Monday, July 16, 2018

Lock Them Up. Lock Them Up. Lock Them Up.

Imagine Tony Blair and George w. Bush languishing the years away behind bars for their ginned-up war on Iraq. Imagine future "tough guy" leaders weighing whether to pound little countries senseless knowing the same fate would await them.

Starting tomorrow a new crime will enter the books of international law, the crime of aggression.

Tuesday is a red-letter day for international law: from then on, political and military leaders who order the invasion of foreign countries will be guilty of the crime of aggression, and may be punishable at the international criminal court in The Hague. Had this been an offence back in 2003, Tony Blair would have been bang to rights, together with senior numbers of his cabinet and some British military commanders. But if that were the case, of course, they would not have gone ahead; George W Bush would have been without his willing UK accomplices. 
The judgment at Nuremberg declared that “to initiate a war of aggression … is the supreme international crime”. But this concept never entered UK law (as the misguided crowdfunded effort to prosecute Blair discovered last year). International acceptance of it stalled until states could agree on an up-to-date definition. The crime was included in the ICC jurisdiction back in 1998, but was suspended until its elements could be decided (in 2010) then ratified by at least 30 states (in 2016). At last it is finally being “activated”. In the meantime, Iraq and Ukraine have been invaded and other countries threatened, while Donald Trump attacked Syria last year. Now, the very existence of the crime of aggression offers some prospect of deterrence, and some degree of certainty in identifying the criminals. 
The crime will be committed by those who direct the use of armed force against the “sovereignty, territorial integrity or political independence” of another member state, in a manner which “by its character, gravity, and scale” amounts to a “manifest violation” of the UN charter (which prohibits such attacks, other than in self-defence). This allows some wriggle room – Trump’s attack on Syria lacked the “gravity and scale” required (it did little damage) but it might well apply to Russia for its incursions into Ukraine – the test is whether Vladimir Putin and his armed forces were “substantially involved”, whether secretly or by proxy, in the use of armed force. Self-evidently, it would have incriminated those who ordered the invasion of Iraq.
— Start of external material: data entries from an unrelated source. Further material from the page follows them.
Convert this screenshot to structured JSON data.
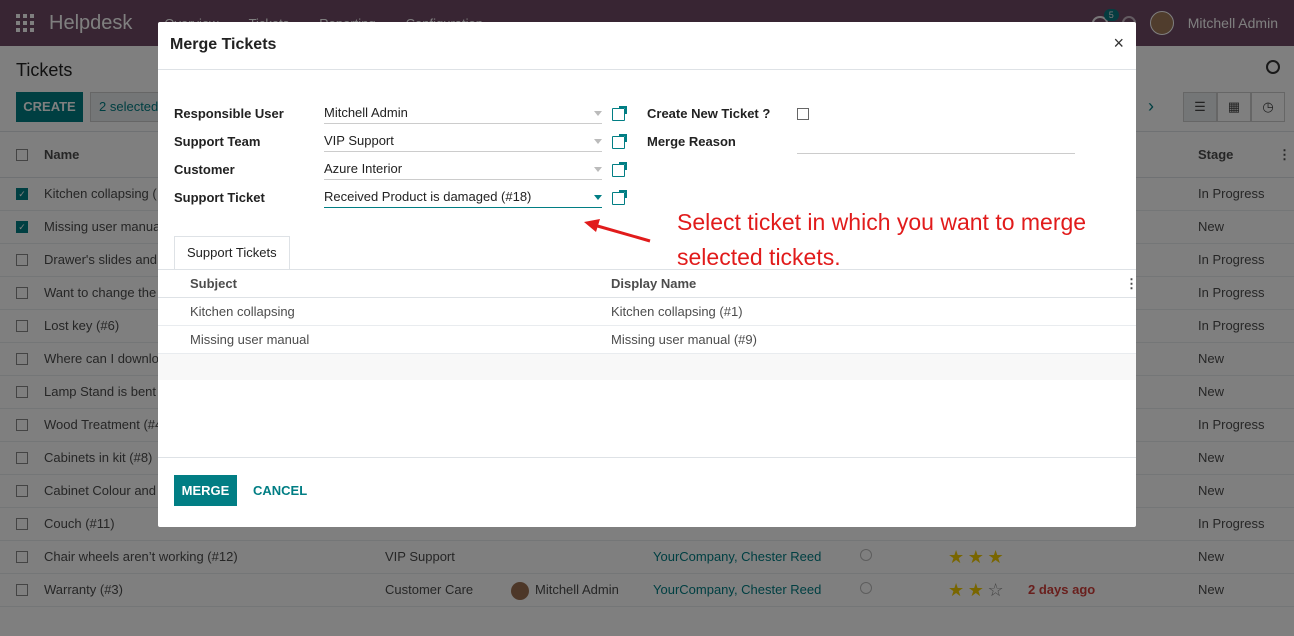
{
  "topbar": {
    "app_name": "Helpdesk",
    "menu": [
      "Overview",
      "Tickets",
      "Reporting",
      "Configuration"
    ],
    "chat_count": "5",
    "user_name": "Mitchell Admin"
  },
  "control_panel": {
    "breadcrumb": "Tickets",
    "create_label": "CREATE",
    "selected_label": "2 selected"
  },
  "list": {
    "columns": {
      "name": "Name",
      "stage": "Stage"
    },
    "rows": [
      {
        "name": "Kitchen collapsing (",
        "team": "",
        "assignee": "",
        "customer": "",
        "rating": 0,
        "deadline": "",
        "stage": "In Progress",
        "checked": true
      },
      {
        "name": "Missing user manua",
        "team": "",
        "assignee": "",
        "customer": "",
        "rating": 0,
        "deadline": "",
        "stage": "New",
        "checked": true
      },
      {
        "name": "Drawer's slides and",
        "team": "",
        "assignee": "",
        "customer": "",
        "rating": 0,
        "deadline": "",
        "stage": "In Progress",
        "checked": false
      },
      {
        "name": "Want to change the",
        "team": "",
        "assignee": "",
        "customer": "",
        "rating": 0,
        "deadline": "",
        "stage": "In Progress",
        "checked": false
      },
      {
        "name": "Lost key (#6)",
        "team": "",
        "assignee": "",
        "customer": "",
        "rating": 0,
        "deadline": "",
        "stage": "In Progress",
        "checked": false
      },
      {
        "name": "Where can I downlo",
        "team": "",
        "assignee": "",
        "customer": "",
        "rating": 0,
        "deadline": "",
        "stage": "New",
        "checked": false
      },
      {
        "name": "Lamp Stand is bent",
        "team": "",
        "assignee": "",
        "customer": "",
        "rating": 0,
        "deadline": "",
        "stage": "New",
        "checked": false
      },
      {
        "name": "Wood Treatment (#4",
        "team": "",
        "assignee": "",
        "customer": "",
        "rating": 0,
        "deadline": "",
        "stage": "In Progress",
        "checked": false
      },
      {
        "name": "Cabinets in kit (#8)",
        "team": "",
        "assignee": "",
        "customer": "",
        "rating": 0,
        "deadline": "",
        "stage": "New",
        "checked": false
      },
      {
        "name": "Cabinet Colour and",
        "team": "",
        "assignee": "",
        "customer": "",
        "rating": 0,
        "deadline": "",
        "stage": "New",
        "checked": false
      },
      {
        "name": "Couch (#11)",
        "team": "",
        "assignee": "",
        "customer": "",
        "rating": 0,
        "deadline": "",
        "stage": "In Progress",
        "checked": false
      },
      {
        "name": "Chair wheels aren’t working (#12)",
        "team": "VIP Support",
        "assignee": "",
        "customer": "YourCompany, Chester Reed",
        "rating": 3,
        "deadline": "",
        "stage": "New",
        "checked": false
      },
      {
        "name": "Warranty (#3)",
        "team": "Customer Care",
        "assignee": "Mitchell Admin",
        "customer": "YourCompany, Chester Reed",
        "rating": 2,
        "deadline": "2 days ago",
        "stage": "New",
        "checked": false
      }
    ]
  },
  "dialog": {
    "title": "Merge Tickets",
    "labels": {
      "responsible_user": "Responsible User",
      "support_team": "Support Team",
      "customer": "Customer",
      "support_ticket": "Support Ticket",
      "create_new_ticket": "Create New Ticket ?",
      "merge_reason": "Merge Reason"
    },
    "values": {
      "responsible_user": "Mitchell Admin",
      "support_team": "VIP Support",
      "customer": "Azure Interior",
      "support_ticket": "Received Product is damaged (#18)",
      "merge_reason": ""
    },
    "tab_label": "Support Tickets",
    "sub_columns": {
      "subject": "Subject",
      "display_name": "Display Name"
    },
    "sub_rows": [
      {
        "subject": "Kitchen collapsing",
        "display_name": "Kitchen collapsing (#1)"
      },
      {
        "subject": "Missing user manual",
        "display_name": "Missing user manual (#9)"
      }
    ],
    "merge_label": "MERGE",
    "cancel_label": "CANCEL"
  },
  "annotation": {
    "text": "Select ticket in which you want to merge selected tickets."
  },
  "colors": {
    "brand": "#714B67",
    "accent": "#017e84",
    "annotation": "#e11b1b"
  }
}
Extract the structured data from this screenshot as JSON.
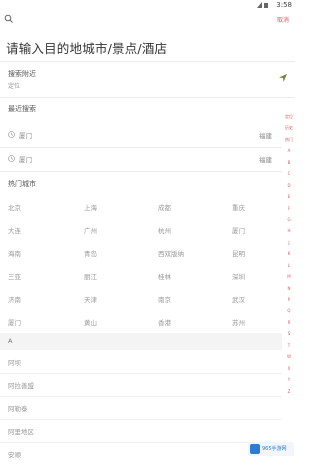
{
  "status_bar": {
    "clock": "3:58"
  },
  "toolbar": {
    "cancel_label": "取消"
  },
  "search": {
    "title": "请输入目的地城市/景点/酒店"
  },
  "location": {
    "label": "搜索附近",
    "value": "定位"
  },
  "recent": {
    "title": "最近搜索",
    "items": [
      {
        "name": "厦门",
        "province": "福建"
      },
      {
        "name": "厦门",
        "province": "福建"
      }
    ]
  },
  "hot": {
    "title": "热门城市",
    "cities": [
      "北京",
      "上海",
      "成都",
      "重庆",
      "大连",
      "广州",
      "杭州",
      "厦门",
      "海南",
      "青岛",
      "西双版纳",
      "昆明",
      "三亚",
      "丽江",
      "桂林",
      "深圳",
      "济南",
      "天津",
      "南京",
      "武汉",
      "厦门",
      "黄山",
      "香港",
      "苏州"
    ]
  },
  "letter_group": {
    "letter": "A",
    "cities": [
      "阿坝",
      "阿拉善盟",
      "阿勒泰",
      "阿里地区",
      "安顺"
    ]
  },
  "index_bar": [
    "定位",
    "历史",
    "热门",
    "A",
    "B",
    "C",
    "D",
    "E",
    "F",
    "G",
    "H",
    "J",
    "K",
    "L",
    "M",
    "N",
    "P",
    "Q",
    "R",
    "S",
    "T",
    "W",
    "X",
    "Y",
    "Z"
  ],
  "watermark": {
    "text": "965手游网"
  }
}
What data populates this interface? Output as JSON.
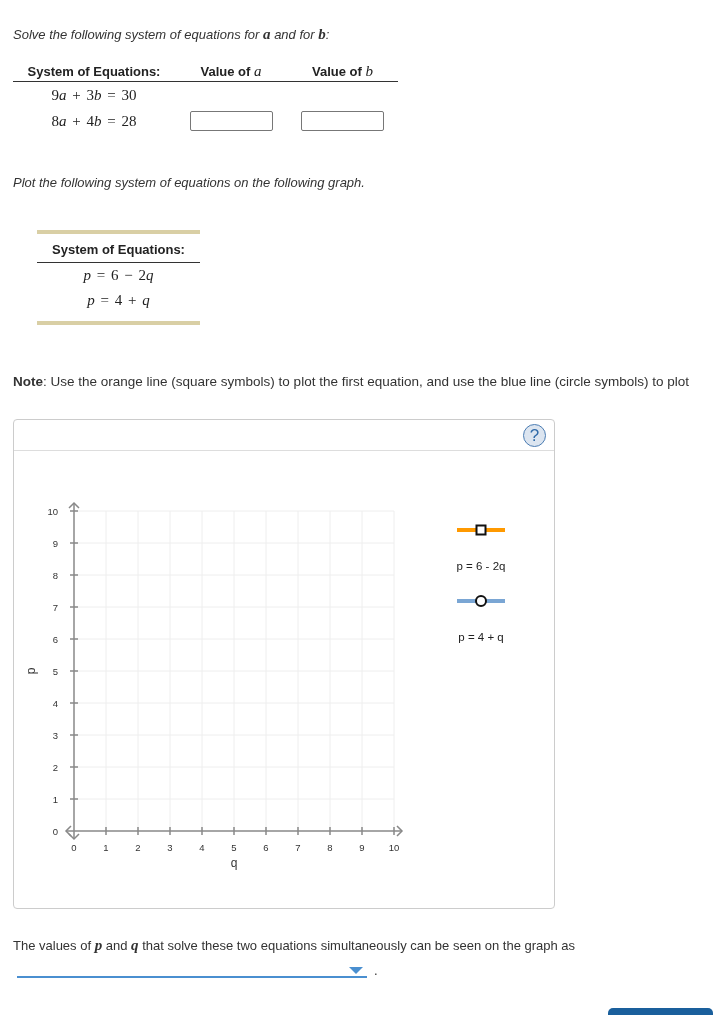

This should end the "butwhatabout" horseshit (today, my favourite word) constantly raised by those who defend their leader of choice by pointing out the sins of a different leader. 'You can't fault Putin. The United States does the same. This guy bombs the snot out of helpless civilians, sure, but what about that other guy?'

Well, you'll never get your hands on these guys. Their countries would never turn them over to stand trial at the Hague. Of course. Try them in absentia if you must and convict them of war crimes, the crime of aggression. Let them know they can no longer travel freely outside their own country. Make them cower in perpetual disgrace and ignominy.

Hey, I guess that means, as of tomorrow, the House of Saud will be on Interpol's arrest on sight list. Those buggers love to live it up in Europe. Come to think of it, starting tomorrow, a lot of these thugs might be in trouble - Netanyahu, Trump, Erdogan, Putin (big time) and plenty of lesser miscreants.


Anonymous said...

So, what countries actually ratified this? I doubt the US did.

As for Russia and Crimea & Ukraine. Russia was stopping genocide. And genocide still threatens many in Ukraine. The neo-Nazis running the place are constantly quoted promoting genocide against Russian Ukrainians and others.


Anonymous said...

Looks like Trump, "the thug," might be terminating the war that Nobel Prize winner refused to end.